WHAT IS BEING ASKED: Check every line of the entries for the string "Android" and return the ones that contain it.

EXCERPTED DATA:
——
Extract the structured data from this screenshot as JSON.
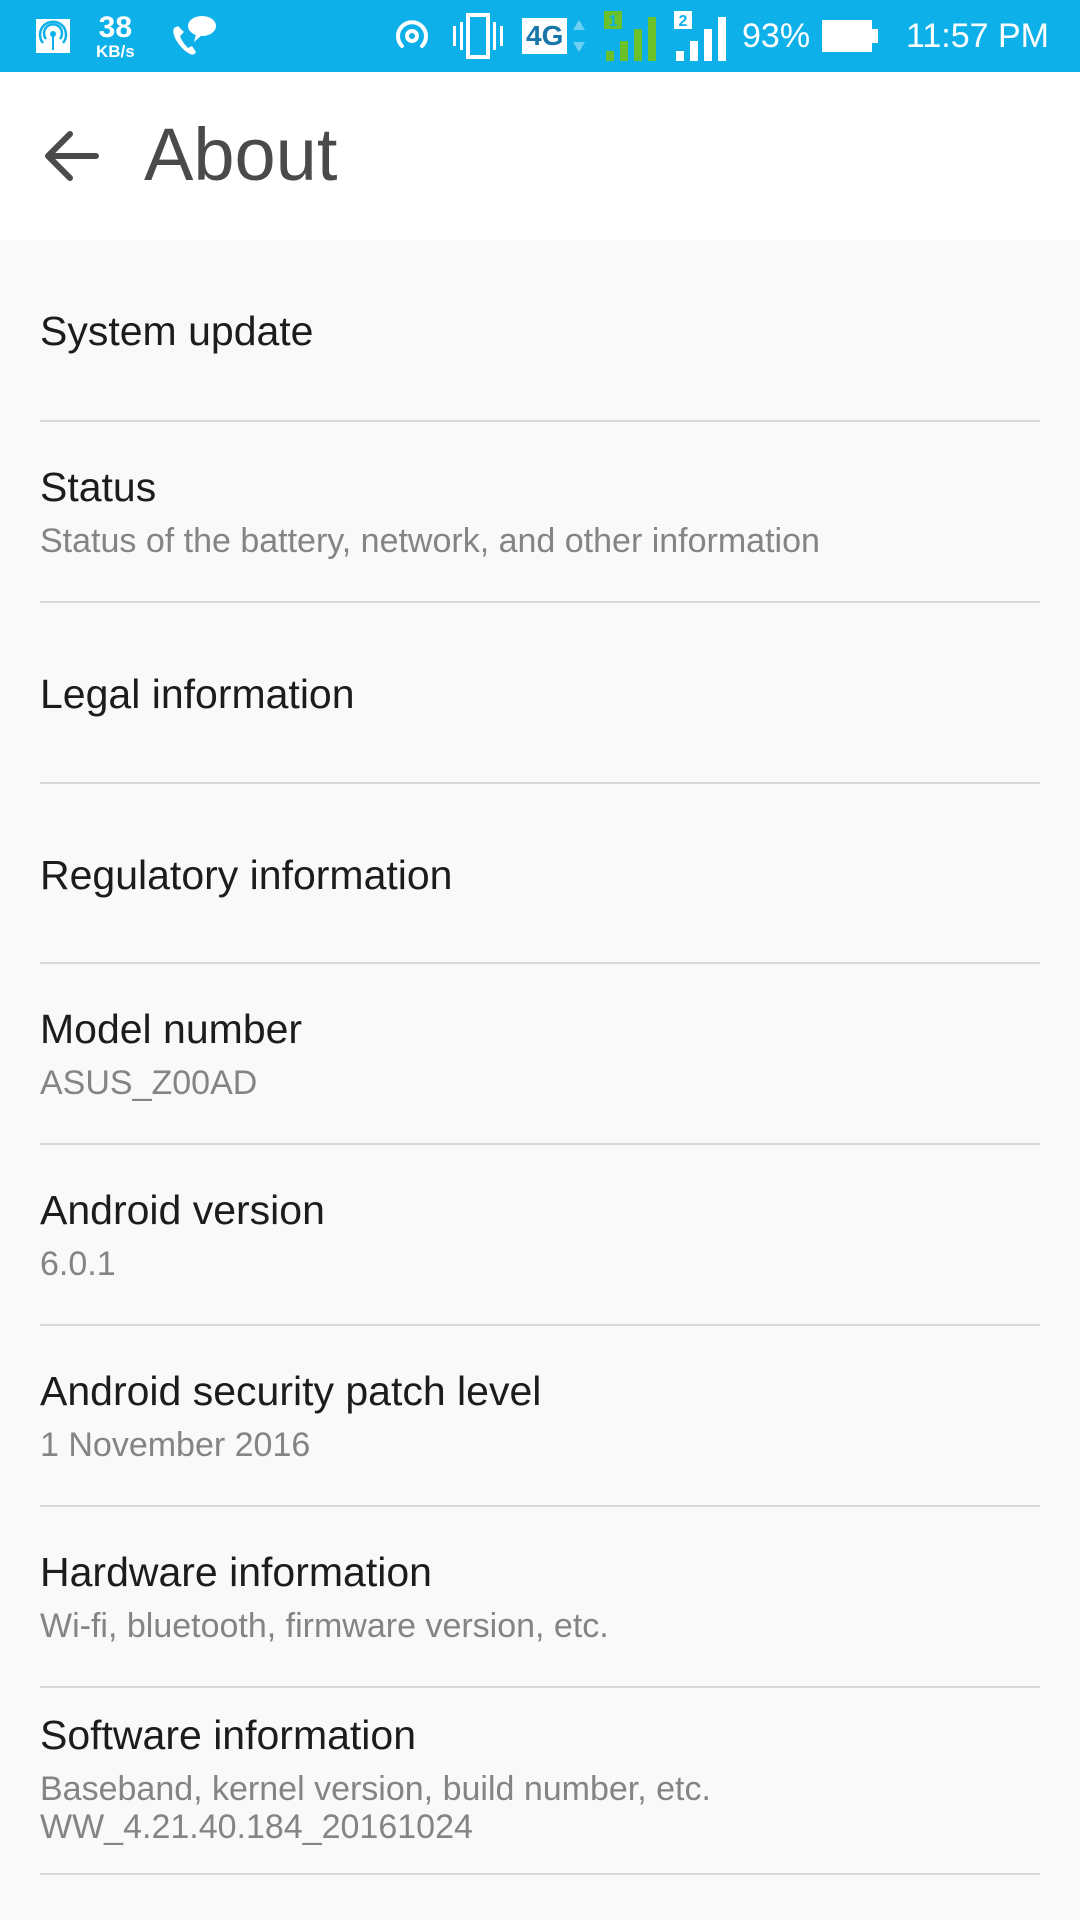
{
  "status_bar": {
    "network_speed_value": "38",
    "network_speed_unit": "KB/s",
    "network_type": "4G",
    "sim1_label": "1",
    "sim2_label": "2",
    "battery_percent": "93%",
    "battery_level": 0.93,
    "time": "11:57 PM",
    "colors": {
      "background": "#0eb0e9",
      "sim1": "#6cc12a"
    }
  },
  "toolbar": {
    "title": "About"
  },
  "items": [
    {
      "title": "System update",
      "summary": ""
    },
    {
      "title": "Status",
      "summary": "Status of the battery, network, and other information"
    },
    {
      "title": "Legal information",
      "summary": ""
    },
    {
      "title": "Regulatory information",
      "summary": ""
    },
    {
      "title": "Model number",
      "summary": "ASUS_Z00AD"
    },
    {
      "title": "Android version",
      "summary": "6.0.1"
    },
    {
      "title": "Android security patch level",
      "summary": "1 November 2016"
    },
    {
      "title": "Hardware information",
      "summary": "Wi-fi, bluetooth, firmware version, etc."
    },
    {
      "title": "Software information",
      "summary": "Baseband, kernel version, build number, etc.",
      "summary2": "WW_4.21.40.184_20161024"
    }
  ]
}
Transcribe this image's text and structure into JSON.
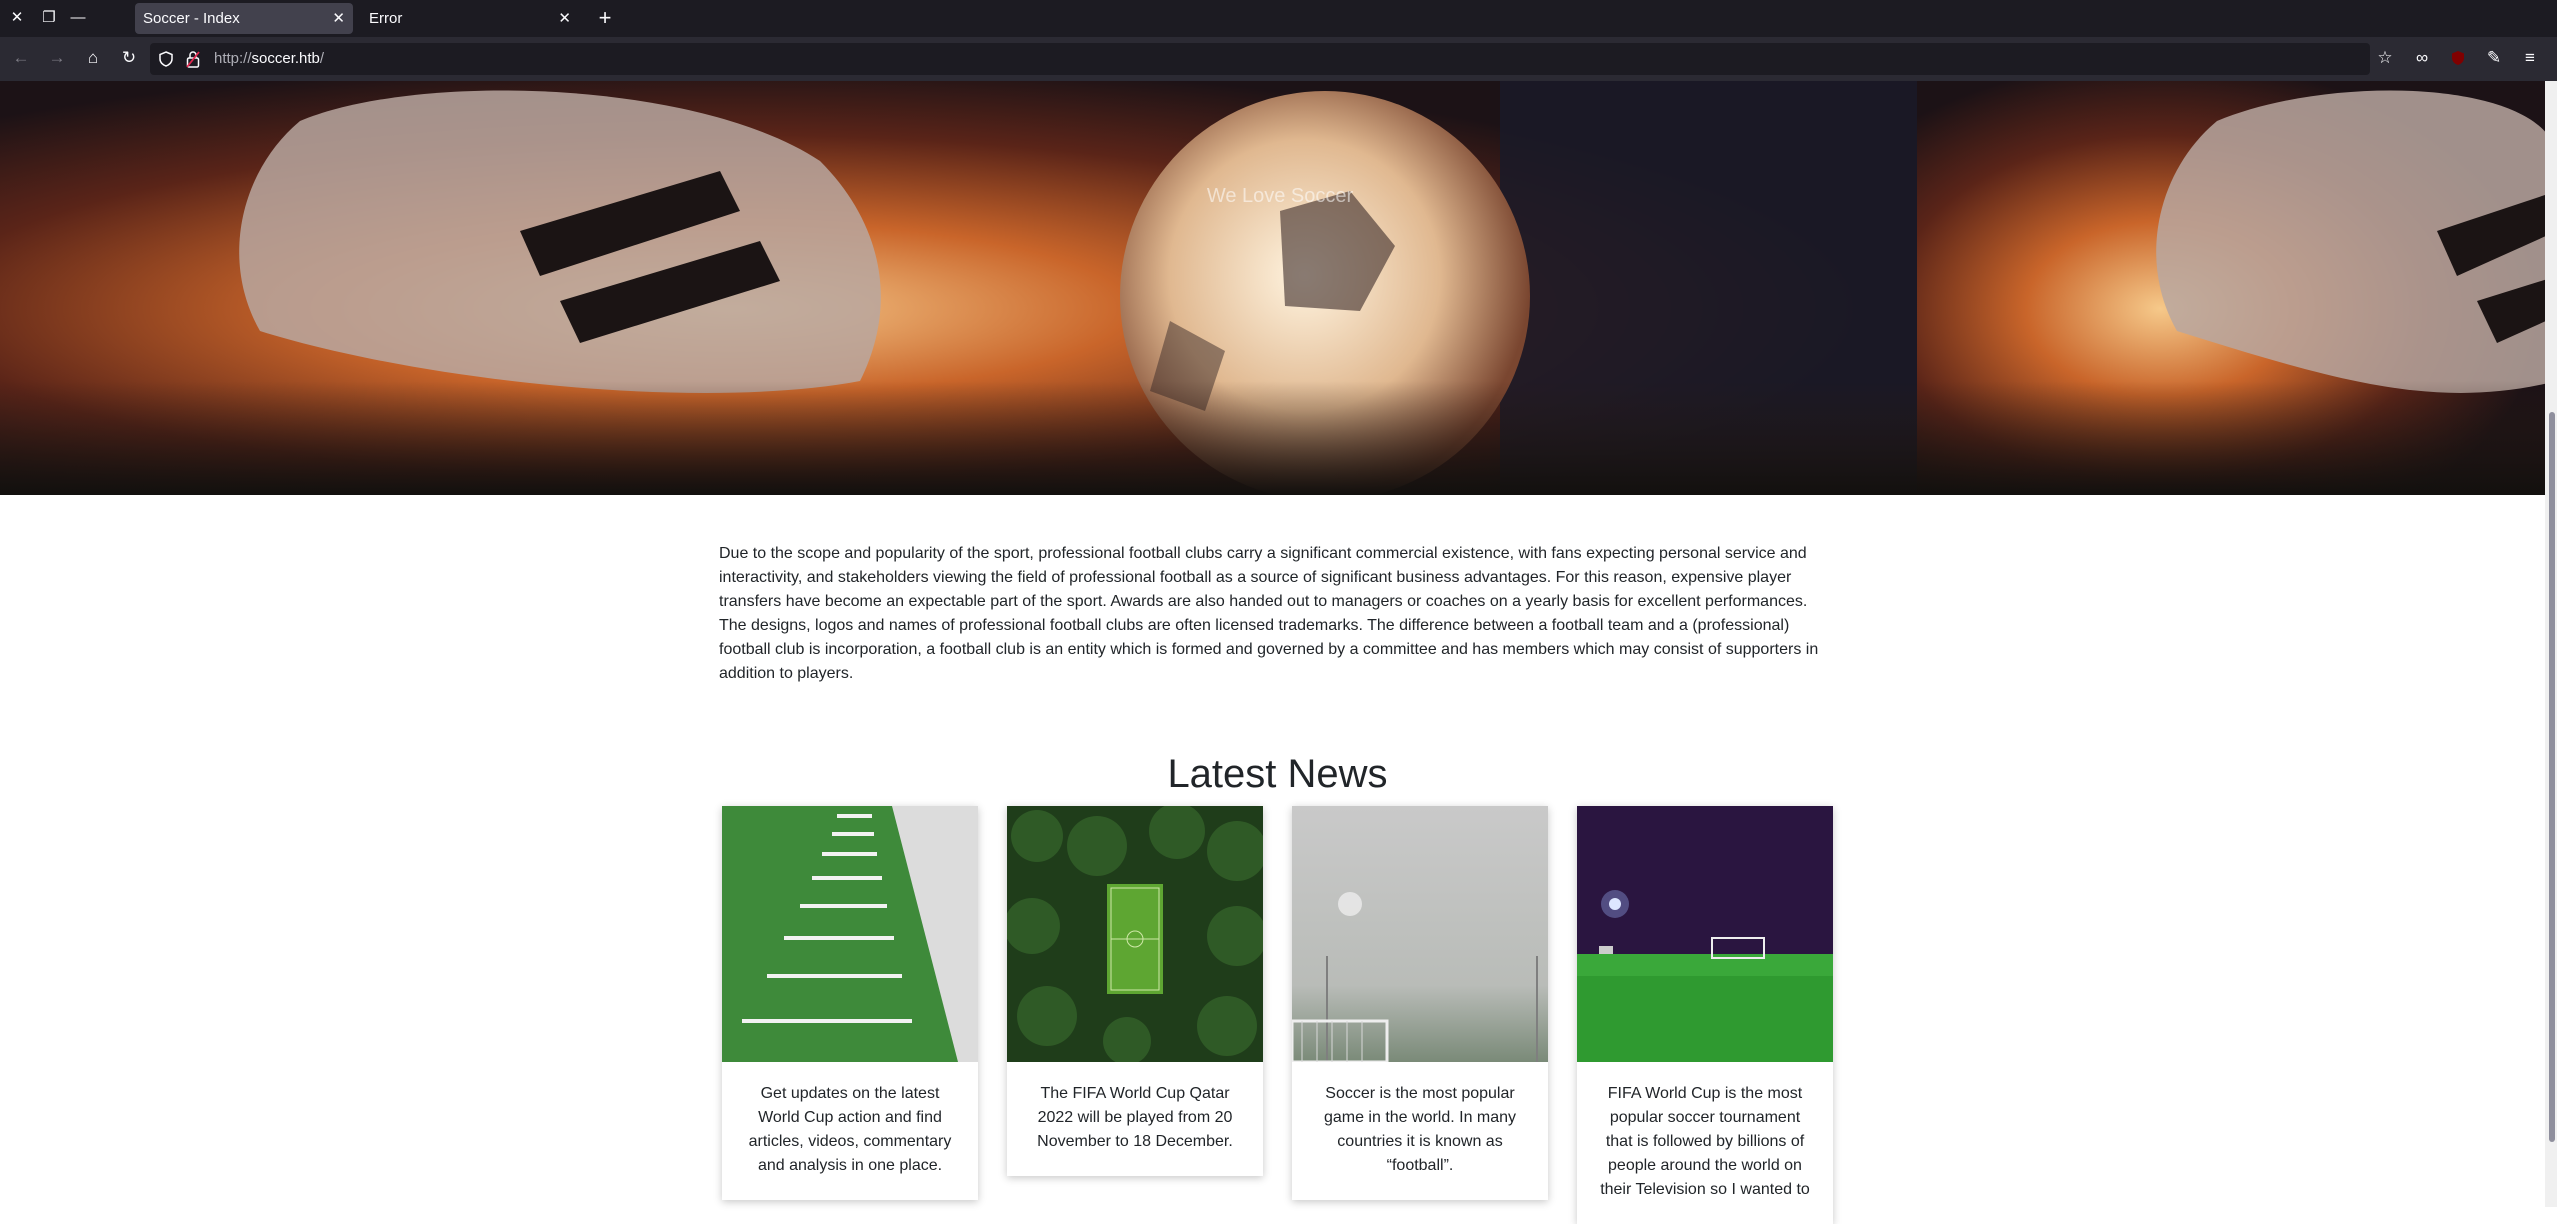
{
  "browser": {
    "tabs": [
      {
        "title": "Soccer - Index",
        "active": true
      },
      {
        "title": "Error",
        "active": false
      }
    ],
    "address": {
      "protocol": "http://",
      "host": "soccer.htb",
      "path": "/"
    }
  },
  "hero": {
    "title": "We Love Soccer"
  },
  "intro": {
    "text": "Due to the scope and popularity of the sport, professional football clubs carry a significant commercial existence, with fans expecting personal service and interactivity, and stakeholders viewing the field of professional football as a source of significant business advantages. For this reason, expensive player transfers have become an expectable part of the sport. Awards are also handed out to managers or coaches on a yearly basis for excellent performances. The designs, logos and names of professional football clubs are often licensed trademarks. The difference between a football team and a (professional) football club is incorporation, a football club is an entity which is formed and governed by a committee and has members which may consist of supporters in addition to players."
  },
  "news": {
    "heading": "Latest News",
    "cards": [
      {
        "text": "Get updates on the latest World Cup action and find articles, videos, commentary and analysis in one place."
      },
      {
        "text": "The FIFA World Cup Qatar 2022 will be played from 20 November to 18 December."
      },
      {
        "text": "Soccer is the most popular game in the world. In many countries it is known as “football”."
      },
      {
        "text": "FIFA World Cup is the most popular soccer tournament that is followed by billions of people around the world on their Television so I wanted to"
      }
    ]
  },
  "colors": {
    "tabbar": "#1c1b22",
    "navbar": "#2b2a33",
    "text": "#212529"
  }
}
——
EXPECTED ANSWER:
      "title": "Android version",
      "title": "Android security patch level",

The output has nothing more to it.